Why it matters: Trump is the only president in U.S. history to be impeached twice for “incitement of insurrection" after a violent pro-Trump mob breached the U.S. Capitol, resulting in five deaths.

Keep reading... Show less

CDC shifts COVID vaccine guidance, expanding minimum interval between doses for exceptional cases

Patients can space out the two doses of the coronavirus vaccine by up to six weeks if it’s "not feasible" to follow the shorter recommended window, according to updated guidance from the Centers for Disease and Control and Prevention.

Driving the news: With the prospect of vaccine shortages and a low likelihood that supply will expand before April, the latest changes could provide a path to vaccinate more Americans — a top priority for President Biden.

Keep reading... Show less

Texas attorney general sues Biden administration over deportation freeze

Texas Attorney General Ken Paxton is suing the Biden administration in federal district court over its 100-day freeze on deporting unauthorized immigrants, and asking for a temporary restraining order.

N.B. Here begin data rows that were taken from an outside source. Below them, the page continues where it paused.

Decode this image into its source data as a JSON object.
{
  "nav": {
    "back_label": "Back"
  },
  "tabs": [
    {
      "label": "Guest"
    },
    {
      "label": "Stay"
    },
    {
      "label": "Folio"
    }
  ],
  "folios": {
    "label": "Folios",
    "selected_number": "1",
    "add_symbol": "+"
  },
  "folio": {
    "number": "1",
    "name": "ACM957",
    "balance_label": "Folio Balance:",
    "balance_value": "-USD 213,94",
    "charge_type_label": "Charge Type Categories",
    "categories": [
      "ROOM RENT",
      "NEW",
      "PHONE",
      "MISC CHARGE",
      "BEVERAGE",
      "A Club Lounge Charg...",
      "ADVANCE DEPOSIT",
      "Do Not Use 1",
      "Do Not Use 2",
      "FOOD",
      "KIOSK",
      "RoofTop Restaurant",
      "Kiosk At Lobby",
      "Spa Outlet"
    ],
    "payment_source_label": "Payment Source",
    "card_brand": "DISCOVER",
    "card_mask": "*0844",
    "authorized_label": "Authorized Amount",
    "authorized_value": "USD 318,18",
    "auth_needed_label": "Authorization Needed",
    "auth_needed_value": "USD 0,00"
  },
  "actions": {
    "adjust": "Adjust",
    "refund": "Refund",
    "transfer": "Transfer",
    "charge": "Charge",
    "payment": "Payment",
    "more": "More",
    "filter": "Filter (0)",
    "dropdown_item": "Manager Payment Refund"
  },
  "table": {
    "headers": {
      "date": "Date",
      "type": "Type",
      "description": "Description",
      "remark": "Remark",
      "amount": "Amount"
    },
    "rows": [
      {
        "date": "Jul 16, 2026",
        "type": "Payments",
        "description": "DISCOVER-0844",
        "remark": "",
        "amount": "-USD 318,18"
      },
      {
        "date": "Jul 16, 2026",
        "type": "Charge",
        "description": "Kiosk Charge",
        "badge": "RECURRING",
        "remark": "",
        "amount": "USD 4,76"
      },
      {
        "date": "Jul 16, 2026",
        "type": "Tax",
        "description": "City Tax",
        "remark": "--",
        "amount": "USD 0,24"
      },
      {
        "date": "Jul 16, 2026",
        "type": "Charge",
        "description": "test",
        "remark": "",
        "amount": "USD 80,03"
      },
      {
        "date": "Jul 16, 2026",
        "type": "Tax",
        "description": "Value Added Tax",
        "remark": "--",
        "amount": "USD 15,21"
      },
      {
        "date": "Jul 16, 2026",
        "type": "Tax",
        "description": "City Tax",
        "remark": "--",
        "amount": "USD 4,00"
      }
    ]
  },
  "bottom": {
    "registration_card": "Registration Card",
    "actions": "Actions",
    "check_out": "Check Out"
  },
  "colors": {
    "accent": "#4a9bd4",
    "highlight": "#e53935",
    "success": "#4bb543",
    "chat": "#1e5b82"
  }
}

Between the lines: The freeze went into effect Friday, temporarily halting most immigration enforcement in the U.S. In the lawsuit, Paxton claims the move "violates the U.S. Constitution, federal immigration and administrative law, and a contractual agreement between Texas" and the Department of Homeland Security.

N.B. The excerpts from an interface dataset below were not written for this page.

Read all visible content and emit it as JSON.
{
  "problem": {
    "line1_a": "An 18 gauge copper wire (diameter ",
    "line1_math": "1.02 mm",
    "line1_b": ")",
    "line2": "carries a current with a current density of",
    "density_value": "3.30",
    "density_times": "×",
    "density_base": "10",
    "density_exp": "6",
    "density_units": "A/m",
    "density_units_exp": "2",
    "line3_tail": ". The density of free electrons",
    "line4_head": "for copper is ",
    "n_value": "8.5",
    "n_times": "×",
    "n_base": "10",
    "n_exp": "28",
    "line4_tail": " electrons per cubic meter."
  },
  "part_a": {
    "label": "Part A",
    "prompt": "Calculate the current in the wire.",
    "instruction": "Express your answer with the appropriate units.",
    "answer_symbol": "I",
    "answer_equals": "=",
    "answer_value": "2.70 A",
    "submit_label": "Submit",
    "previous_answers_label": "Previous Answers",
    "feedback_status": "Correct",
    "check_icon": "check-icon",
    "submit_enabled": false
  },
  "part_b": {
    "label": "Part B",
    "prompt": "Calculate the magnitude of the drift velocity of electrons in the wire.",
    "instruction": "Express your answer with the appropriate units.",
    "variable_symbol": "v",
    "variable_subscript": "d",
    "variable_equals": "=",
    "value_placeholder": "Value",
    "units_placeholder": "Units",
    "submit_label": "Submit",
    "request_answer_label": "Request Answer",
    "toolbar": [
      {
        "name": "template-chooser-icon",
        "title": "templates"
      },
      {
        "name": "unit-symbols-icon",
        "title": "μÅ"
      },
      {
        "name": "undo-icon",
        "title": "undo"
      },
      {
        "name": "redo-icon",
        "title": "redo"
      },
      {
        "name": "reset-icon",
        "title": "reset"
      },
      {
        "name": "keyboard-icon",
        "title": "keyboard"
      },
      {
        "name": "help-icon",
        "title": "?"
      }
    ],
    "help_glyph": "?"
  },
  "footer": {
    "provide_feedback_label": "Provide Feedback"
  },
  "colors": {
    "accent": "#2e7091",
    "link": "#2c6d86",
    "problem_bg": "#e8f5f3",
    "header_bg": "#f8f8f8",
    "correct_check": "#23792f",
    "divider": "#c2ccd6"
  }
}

Keep reading... Show less

Biden administration unveils 3-pronged plan to combat domestic extremism

White House press secretary Jen Psaki announced at a briefing on Friday that the Biden administration will roll out a three-pronged, interagency plan to assess and combat the thread by domestic violence extremism.

Why it matters: The federal government's approach to domestic extremism has come under scrutiny in the wake of the Jan. 6 attacks on the Capitol by a pro-Trump mob. In his inaugural address, Biden repudiated political extremism, white supremacy and domestic terrorism, vowing to defeat them.

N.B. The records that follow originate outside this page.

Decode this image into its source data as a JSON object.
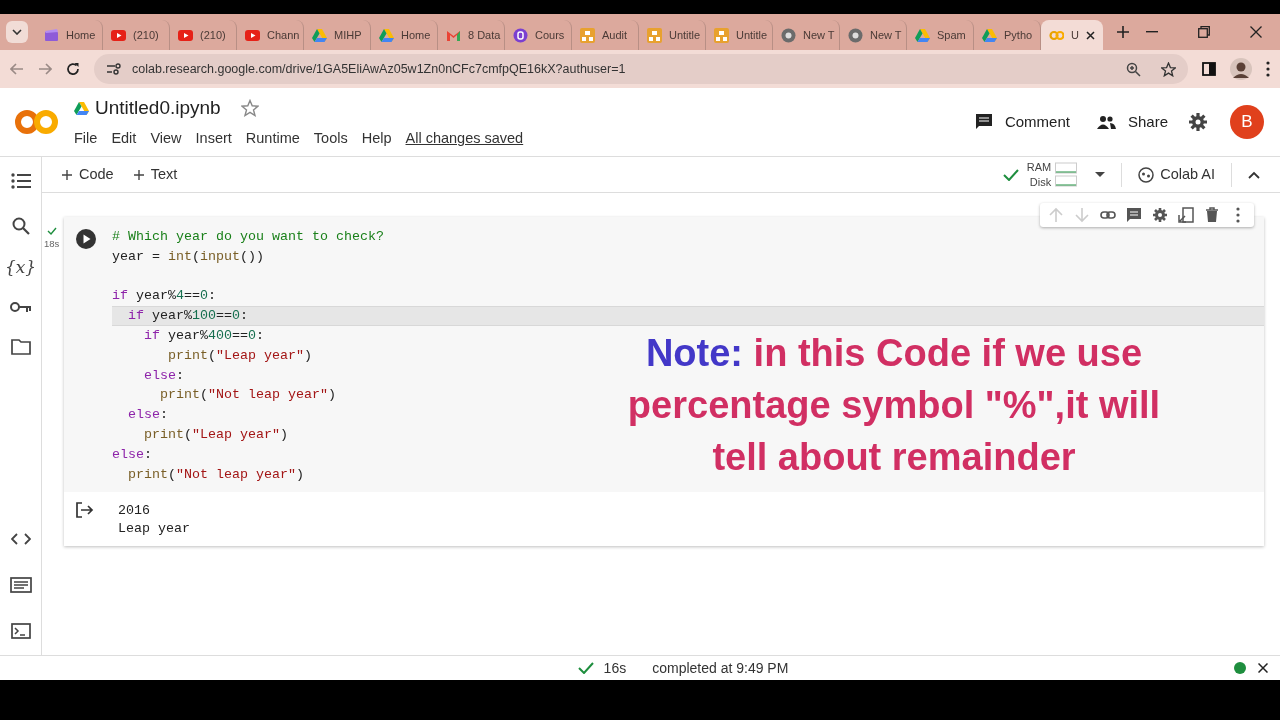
{
  "browser": {
    "tabs": [
      {
        "label": "Home",
        "kind": "clapper",
        "selected": false
      },
      {
        "label": "(210)",
        "kind": "youtube",
        "selected": false
      },
      {
        "label": "(210)",
        "kind": "youtube",
        "selected": false
      },
      {
        "label": "Chann",
        "kind": "youtube",
        "selected": false
      },
      {
        "label": "MIHP",
        "kind": "drive",
        "selected": false
      },
      {
        "label": "Home",
        "kind": "drive",
        "selected": false
      },
      {
        "label": "8 Data",
        "kind": "gmail",
        "selected": false
      },
      {
        "label": "Cours",
        "kind": "course",
        "selected": false
      },
      {
        "label": "Audit",
        "kind": "sheet",
        "selected": false
      },
      {
        "label": "Untitle",
        "kind": "sheet",
        "selected": false
      },
      {
        "label": "Untitle",
        "kind": "sheet",
        "selected": false
      },
      {
        "label": "New T",
        "kind": "chrome",
        "selected": false
      },
      {
        "label": "New T",
        "kind": "chrome",
        "selected": false
      },
      {
        "label": "Spam",
        "kind": "drive",
        "selected": false
      },
      {
        "label": "Pytho",
        "kind": "drive",
        "selected": false
      },
      {
        "label": "U",
        "kind": "colab",
        "selected": true
      }
    ],
    "url": "colab.research.google.com/drive/1GA5EliAwAz05w1Zn0nCFc7cmfpQE16kX?authuser=1"
  },
  "notebook": {
    "title": "Untitled0.ipynb",
    "menu": [
      "File",
      "Edit",
      "View",
      "Insert",
      "Runtime",
      "Tools",
      "Help"
    ],
    "save_status": "All changes saved",
    "comment": "Comment",
    "share": "Share",
    "avatar": "B"
  },
  "toolbar": {
    "add": [
      "Code",
      "Text"
    ],
    "ram": "RAM",
    "disk": "Disk",
    "ai": "Colab AI"
  },
  "sidebar": {
    "variables_glyph": "{x}"
  },
  "cell": {
    "exec_time": "18s",
    "lines": [
      {
        "current": false,
        "tokens": [
          {
            "text": "# Which year do you want to check?",
            "kind": "comment"
          }
        ]
      },
      {
        "current": false,
        "tokens": [
          {
            "text": "year =",
            "kind": "plain"
          },
          {
            "text": " int",
            "kind": "builtin"
          },
          {
            "text": "(",
            "kind": "plain"
          },
          {
            "text": "input",
            "kind": "builtin"
          },
          {
            "text": "())",
            "kind": "plain"
          }
        ]
      },
      {
        "current": false,
        "kind": "blank"
      },
      {
        "current": false,
        "tokens": [
          {
            "text": "if",
            "kind": "keyword"
          },
          {
            "text": " year%",
            "kind": "plain"
          },
          {
            "text": "4",
            "kind": "number"
          },
          {
            "text": "==",
            "kind": "plain"
          },
          {
            "text": "0",
            "kind": "number"
          },
          {
            "text": ":",
            "kind": "plain"
          }
        ]
      },
      {
        "current": true,
        "tokens": [
          {
            "text": "  if",
            "kind": "keyword"
          },
          {
            "text": " year%",
            "kind": "plain"
          },
          {
            "text": "100",
            "kind": "number"
          },
          {
            "text": "==",
            "kind": "plain"
          },
          {
            "text": "0",
            "kind": "number"
          },
          {
            "text": ":",
            "kind": "plain"
          }
        ]
      },
      {
        "current": false,
        "tokens": [
          {
            "text": "    if",
            "kind": "keyword"
          },
          {
            "text": " year%",
            "kind": "plain"
          },
          {
            "text": "400",
            "kind": "number"
          },
          {
            "text": "==",
            "kind": "plain"
          },
          {
            "text": "0",
            "kind": "number"
          },
          {
            "text": ":",
            "kind": "plain"
          }
        ]
      },
      {
        "current": false,
        "tokens": [
          {
            "text": "       print",
            "kind": "builtin"
          },
          {
            "text": "(",
            "kind": "plain"
          },
          {
            "text": "\"Leap year\"",
            "kind": "string"
          },
          {
            "text": ")",
            "kind": "plain"
          }
        ]
      },
      {
        "current": false,
        "tokens": [
          {
            "text": "    else",
            "kind": "keyword"
          },
          {
            "text": ":",
            "kind": "plain"
          }
        ]
      },
      {
        "current": false,
        "tokens": [
          {
            "text": "      print",
            "kind": "builtin"
          },
          {
            "text": "(",
            "kind": "plain"
          },
          {
            "text": "\"Not leap year\"",
            "kind": "string"
          },
          {
            "text": ")",
            "kind": "plain"
          }
        ]
      },
      {
        "current": false,
        "tokens": [
          {
            "text": "  else",
            "kind": "keyword"
          },
          {
            "text": ":",
            "kind": "plain"
          }
        ]
      },
      {
        "current": false,
        "tokens": [
          {
            "text": "    print",
            "kind": "builtin"
          },
          {
            "text": "(",
            "kind": "plain"
          },
          {
            "text": "\"Leap year\"",
            "kind": "string"
          },
          {
            "text": ")",
            "kind": "plain"
          }
        ]
      },
      {
        "current": false,
        "tokens": [
          {
            "text": "else",
            "kind": "keyword"
          },
          {
            "text": ":",
            "kind": "plain"
          }
        ]
      },
      {
        "current": false,
        "tokens": [
          {
            "text": "  print",
            "kind": "builtin"
          },
          {
            "text": "(",
            "kind": "plain"
          },
          {
            "text": "\"Not leap year\"",
            "kind": "string"
          },
          {
            "text": ")",
            "kind": "plain"
          }
        ]
      }
    ],
    "output": [
      "2016",
      "Leap year"
    ]
  },
  "note": {
    "label": "Note:",
    "text": "in this Code if we use percentage symbol \"%\",it will tell about remainder"
  },
  "status_bar": {
    "time": "16s",
    "message": "completed at 9:49 PM",
    "connected": true
  }
}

Keep reading... Show less

Senate confirms retired Gen. Lloyd Austin as defense secretary

The Senate voted 93-2 on Friday to confirm retired Gen. Lloyd Austin as secretary of defense. Sens. Mike Lee (R-Utah) and Josh Hawley (R-Mo.) were the sole "no" votes.

Why it matters: Austin is the first Black American to lead the Pentagon and President Biden's second Cabinet nominee to be confirmed.

Keep reading... Show less

House will transmit article of impeachment to Senate on Monday, Schumer says

Senate Majority Leader Chuck Schumer (D-N.Y.) announced that the House will deliver the article of impeachment against former President Trump for "incitement of insurrection" on Monday.

Why it matters: The Senate is constitutionally required to begin the impeachment trial at 1 p.m. the day after the article is transmitted. Minority Leader Mitch McConnell (R-Ky.) had been pushing for the trial to begin in mid-February, arguing that it will force the Senate to delay other important business.

This story is breaking news. Please check back for updates.

Private equity bets on delayed tax reform in Biden administration

In normal times, private equity would be nervous about Democratic Party control of both the White House and Congress. But in pandemic-consumed 2021, the industry seems sanguine.

Driving the news: Industry executives and lobbyists paid very close attention to Treasury Secretary nominee Janet Yellen's confirmation hearings this week, and came away convinced that tax reform isn't on the near-term agenda.

Keep reading... Show less

New Energy Department roles look to animate Biden's campaign themes

The burst of Biden administration staffing picks announced yesterday revealed that the Energy Department (DOE) has newly created roles that reflect what President Biden called campaign priorities.

Driving the news: One new position is "director of energy jobs," which is being filled by Jennifer Jean Kropke. She was previously the first director of workforce and environmental engagement with Local 11 of the International Brotherhood of Electrical Workers.

Keep reading... Show less

Insights

mail-copy

Get Goodhumans in your inbox

Most Read

More Stories